Your goal — In the entries below, find every line with "icon" and copy it.

Source information —
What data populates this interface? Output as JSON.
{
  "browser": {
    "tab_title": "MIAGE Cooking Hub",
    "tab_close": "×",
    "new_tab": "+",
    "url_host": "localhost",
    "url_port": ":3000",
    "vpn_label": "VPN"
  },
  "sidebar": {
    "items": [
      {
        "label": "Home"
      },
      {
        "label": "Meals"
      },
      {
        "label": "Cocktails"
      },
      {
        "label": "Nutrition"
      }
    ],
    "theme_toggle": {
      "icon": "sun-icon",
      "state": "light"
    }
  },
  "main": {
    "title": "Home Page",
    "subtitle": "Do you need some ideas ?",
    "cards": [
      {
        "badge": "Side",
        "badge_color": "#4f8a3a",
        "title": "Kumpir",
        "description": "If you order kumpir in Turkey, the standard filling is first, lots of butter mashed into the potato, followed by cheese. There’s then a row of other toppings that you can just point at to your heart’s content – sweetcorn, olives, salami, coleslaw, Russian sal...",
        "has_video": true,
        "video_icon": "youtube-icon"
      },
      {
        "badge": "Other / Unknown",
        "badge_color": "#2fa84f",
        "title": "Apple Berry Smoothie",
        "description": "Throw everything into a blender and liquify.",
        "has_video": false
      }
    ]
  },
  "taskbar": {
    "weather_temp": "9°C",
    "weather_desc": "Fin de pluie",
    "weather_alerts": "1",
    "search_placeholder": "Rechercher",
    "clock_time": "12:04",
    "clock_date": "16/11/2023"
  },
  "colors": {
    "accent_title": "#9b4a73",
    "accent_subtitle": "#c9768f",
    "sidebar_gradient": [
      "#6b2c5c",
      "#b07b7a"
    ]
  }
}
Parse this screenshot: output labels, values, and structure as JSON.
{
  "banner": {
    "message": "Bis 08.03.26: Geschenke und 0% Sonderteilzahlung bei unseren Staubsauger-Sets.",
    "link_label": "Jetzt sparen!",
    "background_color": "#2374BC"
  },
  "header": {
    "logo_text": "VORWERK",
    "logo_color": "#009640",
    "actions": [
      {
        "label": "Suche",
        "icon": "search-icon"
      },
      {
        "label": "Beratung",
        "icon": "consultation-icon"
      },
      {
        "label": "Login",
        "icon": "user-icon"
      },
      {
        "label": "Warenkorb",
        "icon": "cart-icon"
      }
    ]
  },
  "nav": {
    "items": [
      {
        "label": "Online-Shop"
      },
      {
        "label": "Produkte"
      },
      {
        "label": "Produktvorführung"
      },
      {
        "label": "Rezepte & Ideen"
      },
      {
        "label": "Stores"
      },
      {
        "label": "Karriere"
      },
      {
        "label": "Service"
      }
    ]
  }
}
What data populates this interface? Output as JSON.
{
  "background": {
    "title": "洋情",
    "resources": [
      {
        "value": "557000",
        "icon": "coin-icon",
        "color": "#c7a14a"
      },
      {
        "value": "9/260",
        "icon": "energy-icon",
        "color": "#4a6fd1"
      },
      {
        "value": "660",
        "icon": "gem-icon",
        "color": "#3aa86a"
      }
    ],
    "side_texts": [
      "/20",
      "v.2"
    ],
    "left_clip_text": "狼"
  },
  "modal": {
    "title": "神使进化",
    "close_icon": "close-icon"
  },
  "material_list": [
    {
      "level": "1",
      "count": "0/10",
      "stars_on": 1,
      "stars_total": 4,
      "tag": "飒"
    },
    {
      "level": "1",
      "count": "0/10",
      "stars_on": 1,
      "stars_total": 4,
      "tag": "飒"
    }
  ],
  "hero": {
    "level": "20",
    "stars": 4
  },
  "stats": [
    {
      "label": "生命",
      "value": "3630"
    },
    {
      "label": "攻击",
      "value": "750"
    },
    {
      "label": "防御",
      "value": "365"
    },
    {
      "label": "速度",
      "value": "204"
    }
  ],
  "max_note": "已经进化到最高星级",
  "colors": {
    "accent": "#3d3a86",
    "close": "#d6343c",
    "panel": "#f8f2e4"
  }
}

Exercise answer —
      "icon": "sun-icon",
        "video_icon": "youtube-icon"
        "icon": "search-icon"
        "icon": "consultation-icon"
        "icon": "user-icon"
        "icon": "cart-icon"
        "icon": "coin-icon",
        "icon": "energy-icon",
        "icon": "gem-icon",
    "close_icon": "close-icon"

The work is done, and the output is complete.